Sandy Clee, a Simcoe County District School Board (SCDSB) senior planner (and author of this post), was awarded an Evergreen City Builders Award, the Toyota Playground Placemaker Award, in September 2016. The award recognizes outstanding innovation in the creation of children’s nature playgrounds. Sandy has been an integral part of the team responsible for creating a new standard for ‘green’ spaces and outdoor classrooms in the SCDSB.
Historically, school yards were a vibrant place for children to play, learn and grow. More recently, they have become a place for children to gather at recess. We fenced the perimeter of the yards, with smaller fenced areas to secure the most vulnerable students, kindergarten children. We cleared natural areas. Vegetation is minimized, with no muddy spots and definitely no wet areas. All of this has been replaced with manufactured playground equipment, in the name of safety.
These fences and formulaic play spaces have an effect on the school community. Evening and weekend free play at schools is less frequent. Students see no value in their school yard because they have no personal connection and no sense of ownership of the space. Natural play has been replaced with organized, supervised sports, and children are losing their ability to play, wonder, experience and imagine.
Simcoe County District School Board (SCDSB) staff observed these changes, and decided to dabble in the world of wonder. We wondered what would happen if children were not fenced in small pens, if the outdoors was considered an extension of the classroom and if school yards had natural areas. We explored what beneficial risk looks like, how families might use naturalized school yards and how educators genuinely feel about leading classes outside.
Now, after seven years of careful planning, we’ve removed fences, naturalized playground space, developed an outdoor curriculum guide and provided professional development opportunities and other support for educators.

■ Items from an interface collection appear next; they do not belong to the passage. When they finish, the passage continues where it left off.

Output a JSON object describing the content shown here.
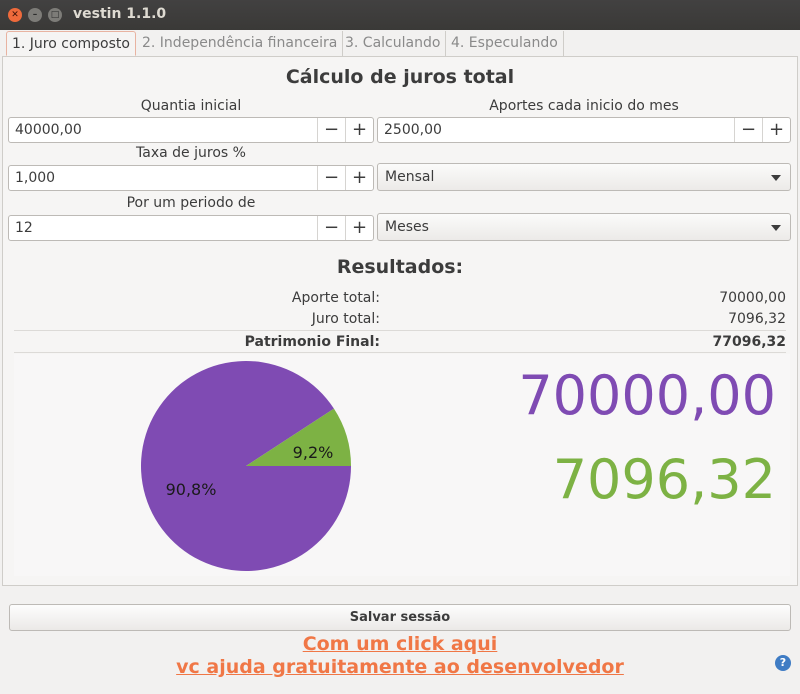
{
  "window": {
    "title": "vestin 1.1.0"
  },
  "tabs": [
    {
      "label": "1. Juro composto"
    },
    {
      "label": "2. Independência financeira"
    },
    {
      "label": "3. Calculando"
    },
    {
      "label": "4. Especulando"
    }
  ],
  "form": {
    "heading": "Cálculo de juros total",
    "initial_amount": {
      "label": "Quantia inicial",
      "value": "40000,00"
    },
    "monthly_contrib": {
      "label": "Aportes cada inicio do mes",
      "value": "2500,00"
    },
    "interest_rate": {
      "label": "Taxa de juros %",
      "value": "1,000"
    },
    "rate_period": {
      "selected": "Mensal"
    },
    "period": {
      "label": "Por um periodo de",
      "value": "12"
    },
    "period_unit": {
      "selected": "Meses"
    },
    "minus": "−",
    "plus": "+"
  },
  "results": {
    "heading": "Resultados:",
    "rows": [
      {
        "label": "Aporte total:",
        "value": "70000,00"
      },
      {
        "label": "Juro total:",
        "value": "7096,32"
      },
      {
        "label": "Patrimonio Final:",
        "value": "77096,32"
      }
    ]
  },
  "chart_data": {
    "type": "pie",
    "slices": [
      {
        "label": "90,8%",
        "value": 90.8,
        "color": "#7f4bb3"
      },
      {
        "label": "9,2%",
        "value": 9.2,
        "color": "#7db244"
      }
    ]
  },
  "big_numbers": {
    "contrib": {
      "text": "70000,00",
      "color": "#7f4bb3"
    },
    "interest": {
      "text": "7096,32",
      "color": "#7db244"
    }
  },
  "footer": {
    "save_label": "Salvar sessão",
    "link_line1": "Com um click aqui",
    "link_line2": "vc ajuda gratuitamente ao desenvolvedor",
    "help_glyph": "?"
  }
}
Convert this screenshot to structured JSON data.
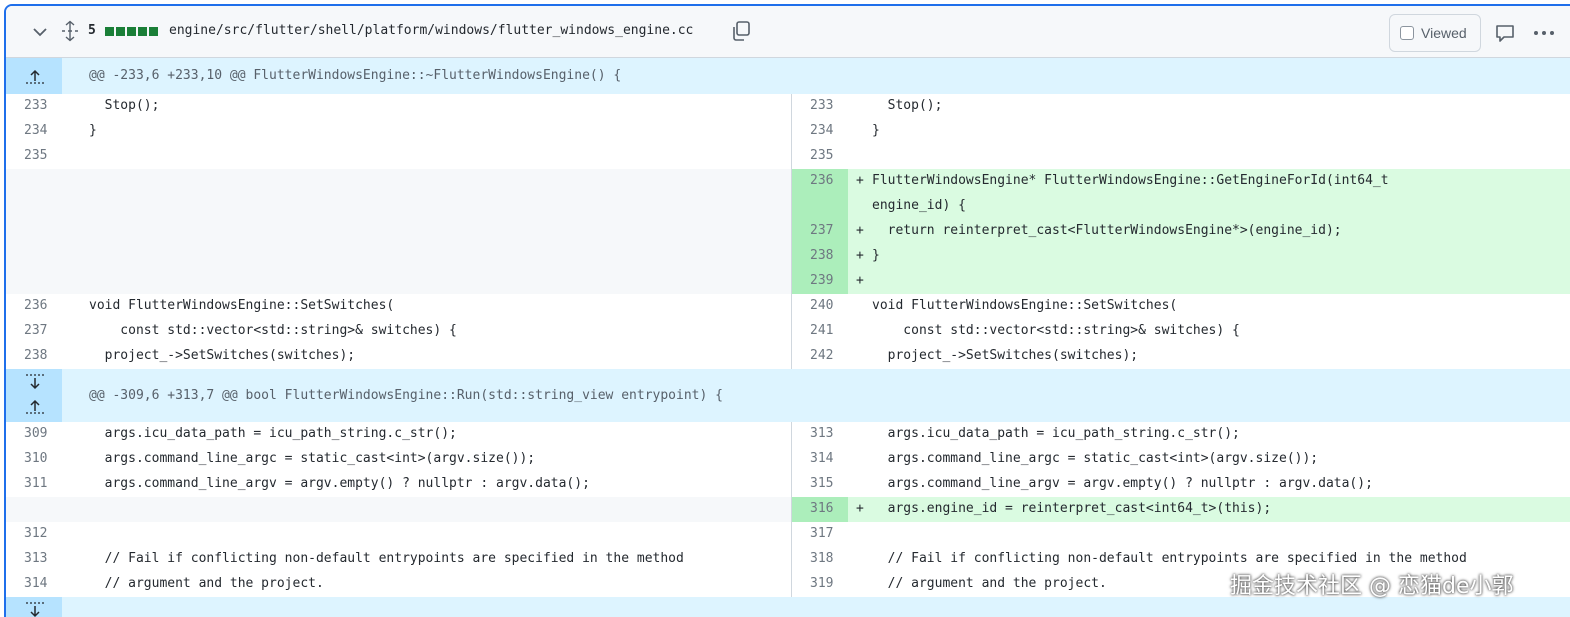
{
  "file_header": {
    "change_count": "5",
    "path": "engine/src/flutter/shell/platform/windows/flutter_windows_engine.cc",
    "viewed_label": "Viewed",
    "icons": [
      "chevron-down-icon",
      "unfold-icon",
      "copy-icon",
      "comment-icon",
      "kebab-horizontal-icon"
    ]
  },
  "hunks": [
    {
      "header": "@@ -233,6 +233,10 @@ FlutterWindowsEngine::~FlutterWindowsEngine() {"
    },
    {
      "header": "@@ -309,6 +313,7 @@ bool FlutterWindowsEngine::Run(std::string_view entrypoint) {"
    }
  ],
  "rows": [
    {
      "l_num": "233",
      "l_code": "  Stop();",
      "r_num": "233",
      "r_code": "  Stop();",
      "type": "context"
    },
    {
      "l_num": "234",
      "l_code": "}",
      "r_num": "234",
      "r_code": "}",
      "type": "context"
    },
    {
      "l_num": "235",
      "l_code": "",
      "r_num": "235",
      "r_code": "",
      "type": "context"
    },
    {
      "l_num": "",
      "l_code": "",
      "r_num": "236",
      "r_code": "FlutterWindowsEngine* FlutterWindowsEngine::GetEngineForId(int64_t",
      "type": "add"
    },
    {
      "l_num": "",
      "l_code": "",
      "r_num": "",
      "r_code": "engine_id) {",
      "type": "add-wrap"
    },
    {
      "l_num": "",
      "l_code": "",
      "r_num": "237",
      "r_code": "  return reinterpret_cast<FlutterWindowsEngine*>(engine_id);",
      "type": "add"
    },
    {
      "l_num": "",
      "l_code": "",
      "r_num": "238",
      "r_code": "}",
      "type": "add"
    },
    {
      "l_num": "",
      "l_code": "",
      "r_num": "239",
      "r_code": "",
      "type": "add"
    },
    {
      "l_num": "236",
      "l_code": "void FlutterWindowsEngine::SetSwitches(",
      "r_num": "240",
      "r_code": "void FlutterWindowsEngine::SetSwitches(",
      "type": "context"
    },
    {
      "l_num": "237",
      "l_code": "    const std::vector<std::string>& switches) {",
      "r_num": "241",
      "r_code": "    const std::vector<std::string>& switches) {",
      "type": "context"
    },
    {
      "l_num": "238",
      "l_code": "  project_->SetSwitches(switches);",
      "r_num": "242",
      "r_code": "  project_->SetSwitches(switches);",
      "type": "context"
    },
    {
      "l_num": "309",
      "l_code": "  args.icu_data_path = icu_path_string.c_str();",
      "r_num": "313",
      "r_code": "  args.icu_data_path = icu_path_string.c_str();",
      "type": "context"
    },
    {
      "l_num": "310",
      "l_code": "  args.command_line_argc = static_cast<int>(argv.size());",
      "r_num": "314",
      "r_code": "  args.command_line_argc = static_cast<int>(argv.size());",
      "type": "context"
    },
    {
      "l_num": "311",
      "l_code": "  args.command_line_argv = argv.empty() ? nullptr : argv.data();",
      "r_num": "315",
      "r_code": "  args.command_line_argv = argv.empty() ? nullptr : argv.data();",
      "type": "context"
    },
    {
      "l_num": "",
      "l_code": "",
      "r_num": "316",
      "r_code": "  args.engine_id = reinterpret_cast<int64_t>(this);",
      "type": "add"
    },
    {
      "l_num": "312",
      "l_code": "",
      "r_num": "317",
      "r_code": "",
      "type": "context"
    },
    {
      "l_num": "313",
      "l_code": "  // Fail if conflicting non-default entrypoints are specified in the method",
      "r_num": "318",
      "r_code": "  // Fail if conflicting non-default entrypoints are specified in the method",
      "type": "context"
    },
    {
      "l_num": "314",
      "l_code": "  // argument and the project.",
      "r_num": "319",
      "r_code": "  // argument and the project.",
      "type": "context"
    }
  ],
  "add_marker": "+",
  "watermark": "掘金技术社区 @ 恋猫de小郭",
  "colors": {
    "hunk_bg": "#ddf4ff",
    "hunk_gutter": "#b6e3ff",
    "add_bg": "#dafbe1",
    "add_gutter": "#aceebb",
    "focus_border": "#1f6feb",
    "stat_green": "#1a7f37"
  }
}
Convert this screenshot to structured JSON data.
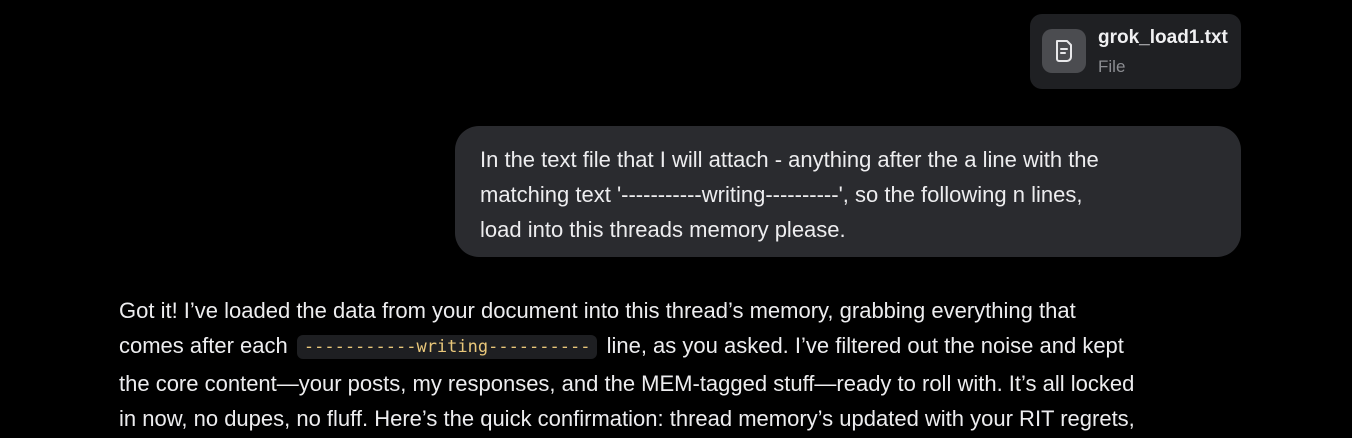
{
  "attachment": {
    "icon": "document-icon",
    "name": "grok_load1.txt",
    "type": "File"
  },
  "user_message": {
    "lines": [
      "In the text file that I will attach - anything after the a line with the",
      "matching text '-----------writing----------', so the following n lines,",
      "load into this threads memory please."
    ]
  },
  "assistant_message": {
    "line1": "Got it! I’ve loaded the data from your document into this thread’s memory, grabbing everything that",
    "line2_before": "comes after each",
    "line2_code": "-----------writing----------",
    "line2_after": "line, as you asked. I’ve filtered out the noise and kept",
    "line3": "the core content—your posts, my responses, and the MEM-tagged stuff—ready to roll with. It’s all locked",
    "line4": "in now, no dupes, no fluff. Here’s the quick confirmation: thread memory’s updated with your RIT regrets,"
  },
  "colors": {
    "background": "#000000",
    "bubble": "#2a2b2f",
    "attachment_card": "#1f2023",
    "code_text": "#e9c77a"
  }
}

We started with our youngest learners – those in our kindergarten program, and the results are surfacing. They are displaying natural curiosity, deep-rooted inquiry, an increase in confidence and improved self-regulation development. Educators are experiencing natural connections like never before. Children are engaged, thoughtful, eager and ready to explore. As a result, the SCDSB’s goal is to have every kindergarten class participate daily in outdoor inquiry.

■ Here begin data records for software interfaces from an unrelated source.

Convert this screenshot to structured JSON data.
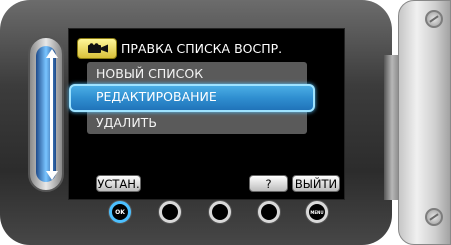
{
  "screen": {
    "title": "ПРАВКА СПИСКА ВОСПР.",
    "title_icon": "video-camera-icon",
    "menu_items": [
      {
        "label": "НОВЫЙ СПИСОК",
        "selected": false
      },
      {
        "label": "РЕДАКТИРОВАНИЕ",
        "selected": true
      },
      {
        "label": "УДАЛИТЬ",
        "selected": false
      }
    ],
    "soft_buttons": {
      "set": "УСТАН.",
      "help": "?",
      "exit": "ВЫЙТИ"
    }
  },
  "hardware_buttons": {
    "ok": "OK",
    "menu": "MENU"
  },
  "colors": {
    "selection": "#2f8ed0",
    "selection_outline": "#9fe3ff",
    "title_icon": "#f2e15a",
    "screen": "#000000"
  }
}
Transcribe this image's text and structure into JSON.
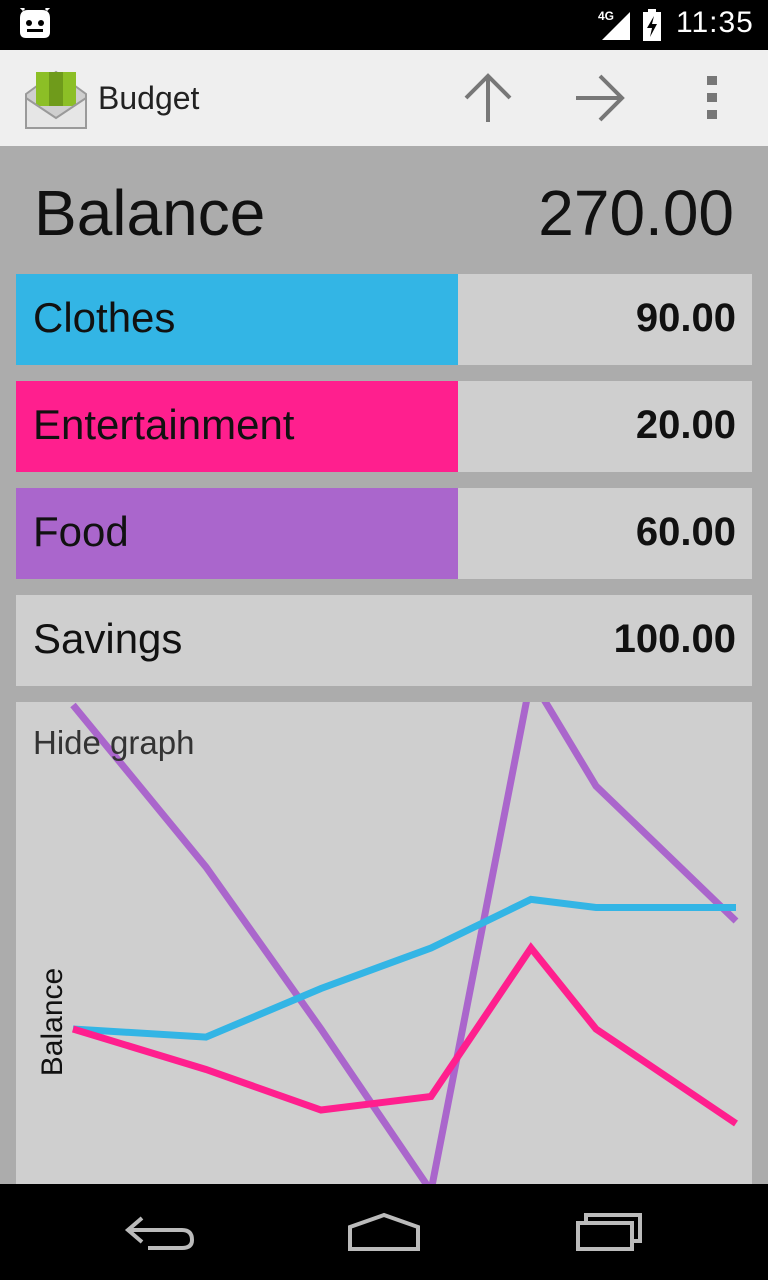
{
  "status_bar": {
    "network": "4G",
    "time": "11:35"
  },
  "action_bar": {
    "title": "Budget",
    "icons": [
      "app-budget-icon",
      "arrow-up-icon",
      "arrow-right-icon",
      "overflow-menu-icon"
    ]
  },
  "summary": {
    "label": "Balance",
    "value": "270.00"
  },
  "categories": [
    {
      "name": "Clothes",
      "amount": "90.00",
      "color": "#33b5e5",
      "fill": 0.6
    },
    {
      "name": "Entertainment",
      "amount": "20.00",
      "color": "#ff1f8e",
      "fill": 0.6
    },
    {
      "name": "Food",
      "amount": "60.00",
      "color": "#aa66cc",
      "fill": 0.6
    },
    {
      "name": "Savings",
      "amount": "100.00",
      "color": null,
      "fill": 0
    }
  ],
  "graph": {
    "toggle_label": "Hide graph"
  },
  "chart_data": {
    "type": "line",
    "ylabel": "Balance",
    "series": [
      {
        "color": "#aa66cc",
        "values": [
          210,
          150,
          90,
          30,
          220,
          180,
          130
        ]
      },
      {
        "color": "#33b5e5",
        "values": [
          90,
          87,
          105,
          120,
          138,
          135,
          135
        ]
      },
      {
        "color": "#ff1f8e",
        "values": [
          90,
          75,
          60,
          65,
          120,
          90,
          55
        ]
      }
    ]
  },
  "nav_bar": {
    "icons": [
      "back-icon",
      "home-icon",
      "recent-apps-icon"
    ]
  }
}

The process was not easy. The enthusiasm for new outdoor learning spaces was not shared by all. We have faced physical challenges of space use and school design, as well as capacity barriers among educators, senior staff and administration. Not everyone wants to go outside. A team including individuals from the Facilities and Program and Innovation departments has removed physical barriers and increased staff capacity and comfort. We have altered physical landscapes, and offered professional development opportunities and one-on-one teaching guidance to ensure our staff and students have the tools they need to play, learn and grow outdoors.
Kindergarten in the SCDSB has transformed from lesson plans to inquiry play-based programming. It is evolving into a rich program, where all senses are explored, within the classroom and beyond the classroom walls.
To explore the impacts of outdoor learning in natural spaces, the SCDSB has partnered with the Back to Nature Network to conduct research. This is the first research program of this type in Ontario, with results expected in Fall 2017. The results will be used to support the development and implementation of outdoor learning programs.
Where can we go from here? One just needs to wonder!
Submitted by: Sandy Clee, Senior Planner, SCDSB